The 1940s and 1950s saw a nationwide shift to smaller houses and more modern styles, and Duke Park was no exception. Perhaps Duke Park’s most recognizable example of historic Modern architecture is the 1935 Gamble House (1307 N. Mangum) with its flat, unadorned walls that emphasize the horizontal form and its exterior terraces that extend the floor plan and blur the lines between interior and exterior. Post-World War II housing included several Lustron Houses (1811 and 1906 Glendale). Built from kits, these homes featured enamel panels covering the exterior walls and modular interior walls and amenities. More common were homes constructed in the Minimal Traditional Style, like those on the 1600- and 1700-blocks of Glendale. Defined by their overall lack of architectural detail and more specifically by their lack of porches and roof overhangs, the homes sometimes had Colonial details, like fluted door surrounds or multi-paned windows, and some had small, shallow porches inset under the main roofline.
In the 1950s and 1960s, Ranch houses and Modernist details dominated the neighborhood. Most popular in the western part of the neighborhood, Ranches are defined by their deep roof overhangs, which contribute to their emphasized horizontality and set them apart from their Minimal Traditional predecessors. The William Upchurch House (1913 Glendale) features a shingled exterior, an inset entrance, and windows that wrap around the left front corner of the house. While brick Ranches dominated the northwest portion of the neighborhood, the east side of the neighborhood has a collection of distinctive Modernist homes concentrated along Anita, Shawnee, and Hollywood streets. The 1957 Alfred H. King House (1617 Shawnee) features butterfly and flat roofs, a veneer of redwood and crab orchard stone, and large windows that merge the house with the environment. Traditional forms continued to be erected throughout the 1950s and 1960s, though with less frequency than the Ranch and Modernist homes. The 1950 Dr. William M. Watkins House (1423 Acadia) features a symmetrical façade reminiscent of the Colonial- and Georgian-Revival styles erected in the neighborhood in the 1920s and 1930s.
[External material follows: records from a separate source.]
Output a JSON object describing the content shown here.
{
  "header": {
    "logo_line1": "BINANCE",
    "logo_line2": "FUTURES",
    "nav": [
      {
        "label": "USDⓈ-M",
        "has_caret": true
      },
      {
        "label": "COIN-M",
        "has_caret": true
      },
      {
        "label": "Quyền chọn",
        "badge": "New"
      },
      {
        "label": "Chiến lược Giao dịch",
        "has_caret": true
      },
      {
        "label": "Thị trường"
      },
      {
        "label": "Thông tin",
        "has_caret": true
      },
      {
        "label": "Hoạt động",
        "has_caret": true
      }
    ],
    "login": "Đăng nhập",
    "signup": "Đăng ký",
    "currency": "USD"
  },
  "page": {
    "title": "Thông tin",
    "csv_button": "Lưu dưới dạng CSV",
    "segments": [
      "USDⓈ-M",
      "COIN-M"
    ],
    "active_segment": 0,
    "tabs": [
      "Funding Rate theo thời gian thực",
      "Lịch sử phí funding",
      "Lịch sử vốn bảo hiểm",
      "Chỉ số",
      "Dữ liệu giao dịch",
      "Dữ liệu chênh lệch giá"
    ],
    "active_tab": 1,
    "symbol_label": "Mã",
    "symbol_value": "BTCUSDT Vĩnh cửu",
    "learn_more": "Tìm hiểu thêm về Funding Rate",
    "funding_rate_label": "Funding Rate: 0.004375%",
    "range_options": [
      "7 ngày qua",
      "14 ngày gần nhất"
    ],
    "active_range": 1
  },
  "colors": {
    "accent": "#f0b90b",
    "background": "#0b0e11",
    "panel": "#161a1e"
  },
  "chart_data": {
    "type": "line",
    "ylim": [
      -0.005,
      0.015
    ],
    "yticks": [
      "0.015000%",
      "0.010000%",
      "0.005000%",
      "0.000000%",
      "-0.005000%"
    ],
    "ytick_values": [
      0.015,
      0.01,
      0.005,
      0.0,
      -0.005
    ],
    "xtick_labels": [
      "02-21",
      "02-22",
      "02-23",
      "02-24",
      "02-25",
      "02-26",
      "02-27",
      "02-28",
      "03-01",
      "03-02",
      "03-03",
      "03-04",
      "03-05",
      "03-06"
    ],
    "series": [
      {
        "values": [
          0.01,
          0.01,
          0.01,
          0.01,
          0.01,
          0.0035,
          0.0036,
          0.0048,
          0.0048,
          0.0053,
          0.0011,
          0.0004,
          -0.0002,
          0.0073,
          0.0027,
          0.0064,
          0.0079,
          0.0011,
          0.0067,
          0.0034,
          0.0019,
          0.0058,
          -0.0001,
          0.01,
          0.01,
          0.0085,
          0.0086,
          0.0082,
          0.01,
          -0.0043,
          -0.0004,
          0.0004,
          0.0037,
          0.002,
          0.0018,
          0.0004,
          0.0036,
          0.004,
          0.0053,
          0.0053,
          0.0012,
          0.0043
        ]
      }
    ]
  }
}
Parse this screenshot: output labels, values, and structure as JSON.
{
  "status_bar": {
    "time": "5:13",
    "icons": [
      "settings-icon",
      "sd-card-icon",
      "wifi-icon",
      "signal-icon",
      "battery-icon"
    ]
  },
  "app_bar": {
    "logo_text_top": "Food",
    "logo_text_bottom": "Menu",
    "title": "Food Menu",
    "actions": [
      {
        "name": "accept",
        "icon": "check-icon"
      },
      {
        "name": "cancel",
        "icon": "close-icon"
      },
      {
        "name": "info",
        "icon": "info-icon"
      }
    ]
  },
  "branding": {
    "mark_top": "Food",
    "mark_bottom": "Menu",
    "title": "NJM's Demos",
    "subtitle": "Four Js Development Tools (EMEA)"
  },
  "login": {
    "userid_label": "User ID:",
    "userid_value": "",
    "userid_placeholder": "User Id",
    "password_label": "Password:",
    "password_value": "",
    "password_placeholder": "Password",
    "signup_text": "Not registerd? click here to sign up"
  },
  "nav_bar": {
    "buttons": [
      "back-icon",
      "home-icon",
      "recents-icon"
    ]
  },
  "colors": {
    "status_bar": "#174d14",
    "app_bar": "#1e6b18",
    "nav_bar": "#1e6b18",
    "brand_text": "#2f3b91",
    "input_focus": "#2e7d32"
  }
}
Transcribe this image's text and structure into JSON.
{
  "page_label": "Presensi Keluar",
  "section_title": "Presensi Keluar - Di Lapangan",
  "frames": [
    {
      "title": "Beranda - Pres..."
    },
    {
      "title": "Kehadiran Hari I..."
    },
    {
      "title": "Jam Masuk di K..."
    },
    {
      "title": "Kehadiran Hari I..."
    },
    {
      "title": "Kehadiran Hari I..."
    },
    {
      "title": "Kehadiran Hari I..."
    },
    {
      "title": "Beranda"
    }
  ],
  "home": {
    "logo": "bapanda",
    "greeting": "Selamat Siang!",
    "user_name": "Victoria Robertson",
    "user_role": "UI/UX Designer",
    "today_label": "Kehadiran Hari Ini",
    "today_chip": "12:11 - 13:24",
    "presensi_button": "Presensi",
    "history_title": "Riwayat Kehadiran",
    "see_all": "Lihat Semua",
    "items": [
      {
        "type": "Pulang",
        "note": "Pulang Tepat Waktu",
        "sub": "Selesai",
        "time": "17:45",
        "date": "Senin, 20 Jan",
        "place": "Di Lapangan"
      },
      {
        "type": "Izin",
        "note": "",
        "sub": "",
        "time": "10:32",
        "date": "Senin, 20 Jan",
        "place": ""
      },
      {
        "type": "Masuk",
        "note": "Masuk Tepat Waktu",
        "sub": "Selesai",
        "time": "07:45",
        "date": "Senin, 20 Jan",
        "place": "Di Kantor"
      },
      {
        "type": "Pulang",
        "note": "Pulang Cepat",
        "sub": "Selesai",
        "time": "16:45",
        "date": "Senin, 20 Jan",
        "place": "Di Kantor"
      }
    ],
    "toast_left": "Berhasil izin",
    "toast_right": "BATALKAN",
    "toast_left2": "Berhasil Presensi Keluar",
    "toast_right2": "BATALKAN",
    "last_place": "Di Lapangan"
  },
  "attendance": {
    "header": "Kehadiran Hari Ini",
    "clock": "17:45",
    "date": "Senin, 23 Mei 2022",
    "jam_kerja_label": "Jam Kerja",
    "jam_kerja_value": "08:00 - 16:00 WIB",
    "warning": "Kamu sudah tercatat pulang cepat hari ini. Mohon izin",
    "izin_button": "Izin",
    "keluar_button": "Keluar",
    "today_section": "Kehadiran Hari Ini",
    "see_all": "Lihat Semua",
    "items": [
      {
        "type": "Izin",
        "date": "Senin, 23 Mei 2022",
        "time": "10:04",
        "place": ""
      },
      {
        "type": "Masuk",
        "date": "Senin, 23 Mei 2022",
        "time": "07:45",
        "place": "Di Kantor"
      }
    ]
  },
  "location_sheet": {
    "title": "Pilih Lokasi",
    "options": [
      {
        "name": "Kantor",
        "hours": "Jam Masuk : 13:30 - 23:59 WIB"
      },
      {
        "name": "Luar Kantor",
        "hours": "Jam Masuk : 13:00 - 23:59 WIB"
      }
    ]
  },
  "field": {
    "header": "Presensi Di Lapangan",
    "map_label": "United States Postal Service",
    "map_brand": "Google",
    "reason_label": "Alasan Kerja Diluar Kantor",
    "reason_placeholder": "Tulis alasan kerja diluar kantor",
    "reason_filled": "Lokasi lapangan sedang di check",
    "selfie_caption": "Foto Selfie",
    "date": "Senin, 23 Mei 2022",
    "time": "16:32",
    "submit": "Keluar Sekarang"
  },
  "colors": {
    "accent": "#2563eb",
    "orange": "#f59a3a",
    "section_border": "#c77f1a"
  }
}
When viewed as a whole, Duke Park’s historic homes illustrate Durham’s evolving architectural trends from the 1920s through the 1960s.
Duke Park Links